======== RECORD SET
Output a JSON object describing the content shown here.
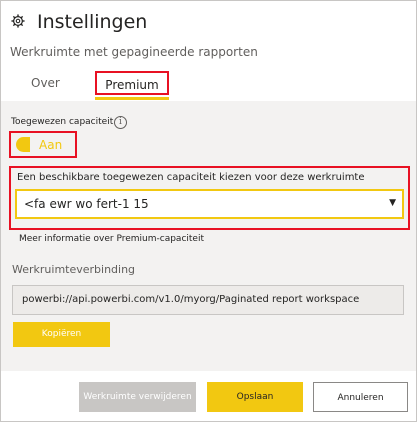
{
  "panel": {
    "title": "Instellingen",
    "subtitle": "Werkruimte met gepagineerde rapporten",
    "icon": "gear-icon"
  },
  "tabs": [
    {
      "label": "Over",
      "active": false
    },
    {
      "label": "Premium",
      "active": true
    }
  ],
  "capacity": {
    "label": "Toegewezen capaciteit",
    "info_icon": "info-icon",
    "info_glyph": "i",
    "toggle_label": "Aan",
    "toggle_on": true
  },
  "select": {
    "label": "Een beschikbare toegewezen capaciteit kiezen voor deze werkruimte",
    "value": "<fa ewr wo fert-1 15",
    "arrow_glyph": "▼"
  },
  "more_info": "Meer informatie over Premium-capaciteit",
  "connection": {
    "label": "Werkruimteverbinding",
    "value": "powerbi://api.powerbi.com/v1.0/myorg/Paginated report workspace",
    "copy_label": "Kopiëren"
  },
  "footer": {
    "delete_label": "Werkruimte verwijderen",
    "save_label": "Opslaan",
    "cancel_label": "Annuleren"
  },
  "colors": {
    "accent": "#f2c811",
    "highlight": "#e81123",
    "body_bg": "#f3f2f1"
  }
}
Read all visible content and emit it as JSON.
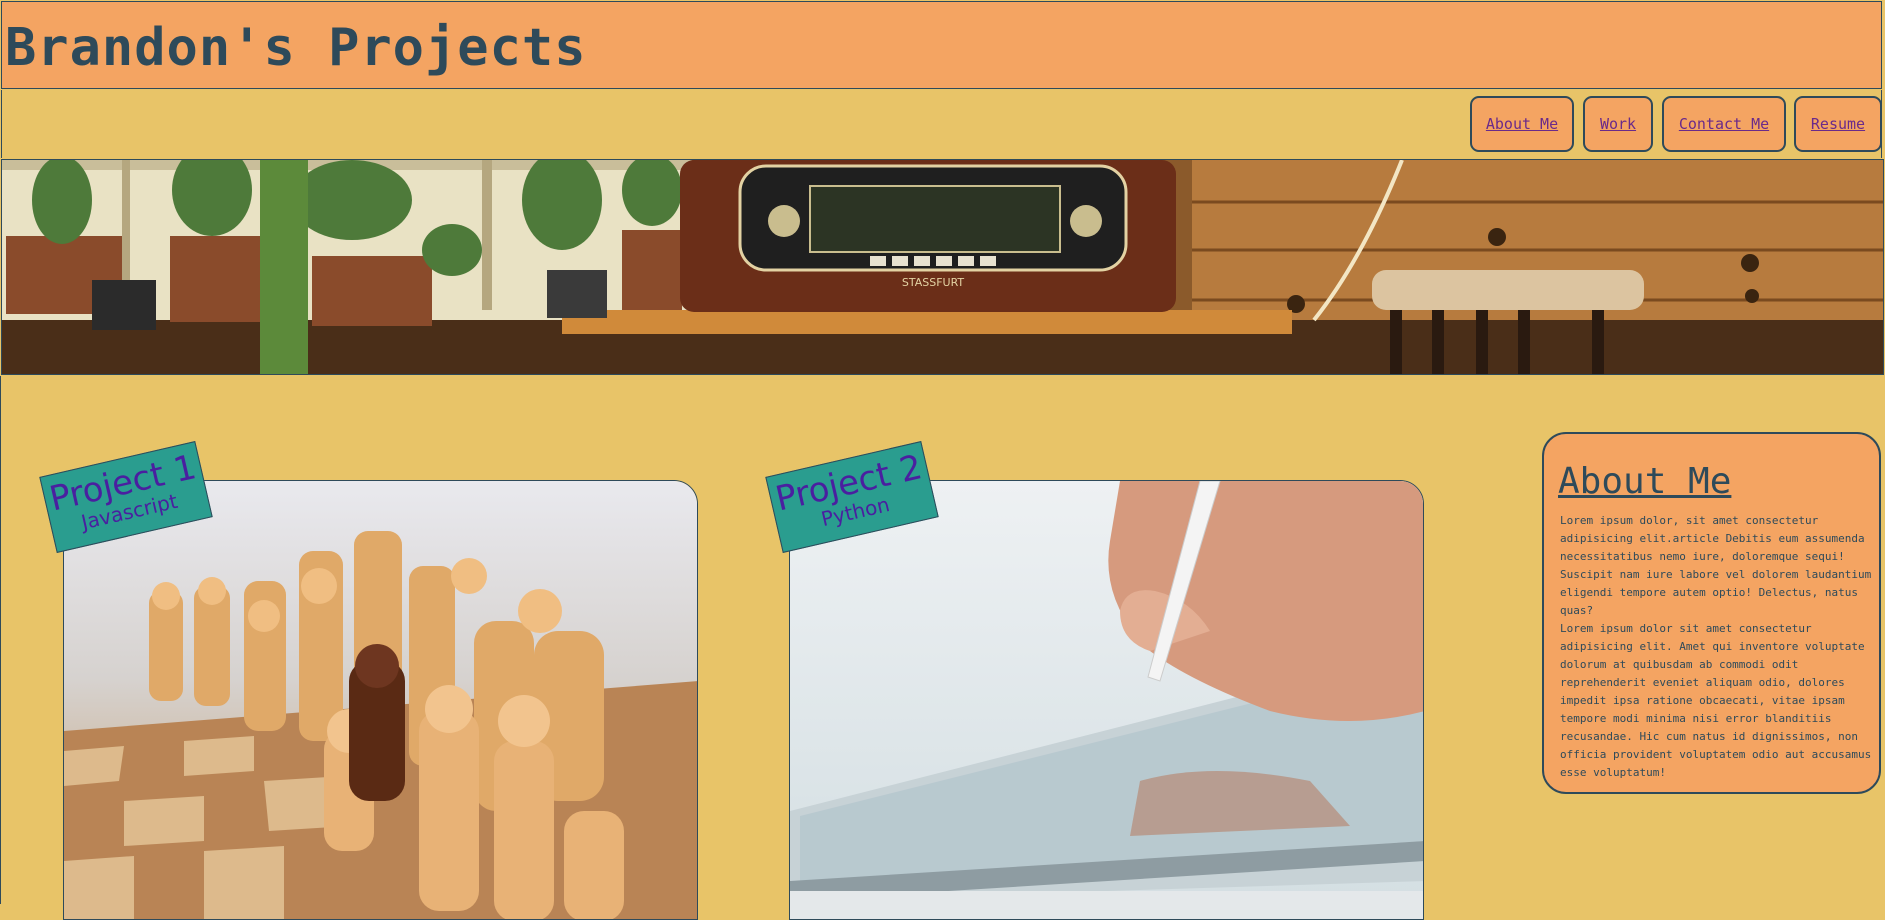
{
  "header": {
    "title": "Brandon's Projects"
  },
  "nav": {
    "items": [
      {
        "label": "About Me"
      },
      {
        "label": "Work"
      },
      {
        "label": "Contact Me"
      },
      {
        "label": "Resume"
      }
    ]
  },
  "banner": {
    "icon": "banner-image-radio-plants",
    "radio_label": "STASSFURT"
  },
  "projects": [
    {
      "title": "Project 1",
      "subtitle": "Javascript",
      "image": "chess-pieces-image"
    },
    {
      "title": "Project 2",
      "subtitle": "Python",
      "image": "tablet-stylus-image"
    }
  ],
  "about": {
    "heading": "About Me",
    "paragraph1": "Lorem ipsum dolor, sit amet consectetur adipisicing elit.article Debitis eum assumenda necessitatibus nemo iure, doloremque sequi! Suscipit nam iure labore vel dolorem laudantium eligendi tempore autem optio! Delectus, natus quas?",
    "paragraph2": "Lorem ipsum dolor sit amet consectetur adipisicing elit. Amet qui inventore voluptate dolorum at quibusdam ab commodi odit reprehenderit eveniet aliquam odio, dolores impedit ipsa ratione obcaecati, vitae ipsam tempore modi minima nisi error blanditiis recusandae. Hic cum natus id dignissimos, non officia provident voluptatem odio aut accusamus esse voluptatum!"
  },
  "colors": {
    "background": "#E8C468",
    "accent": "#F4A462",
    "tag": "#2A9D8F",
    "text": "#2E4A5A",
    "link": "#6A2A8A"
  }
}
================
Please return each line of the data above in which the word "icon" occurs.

## [WRITTEN ANSWER]
    "icon": "gear-icon"
    "info_icon": "info-icon",
    "icon": "banner-image-radio-plants",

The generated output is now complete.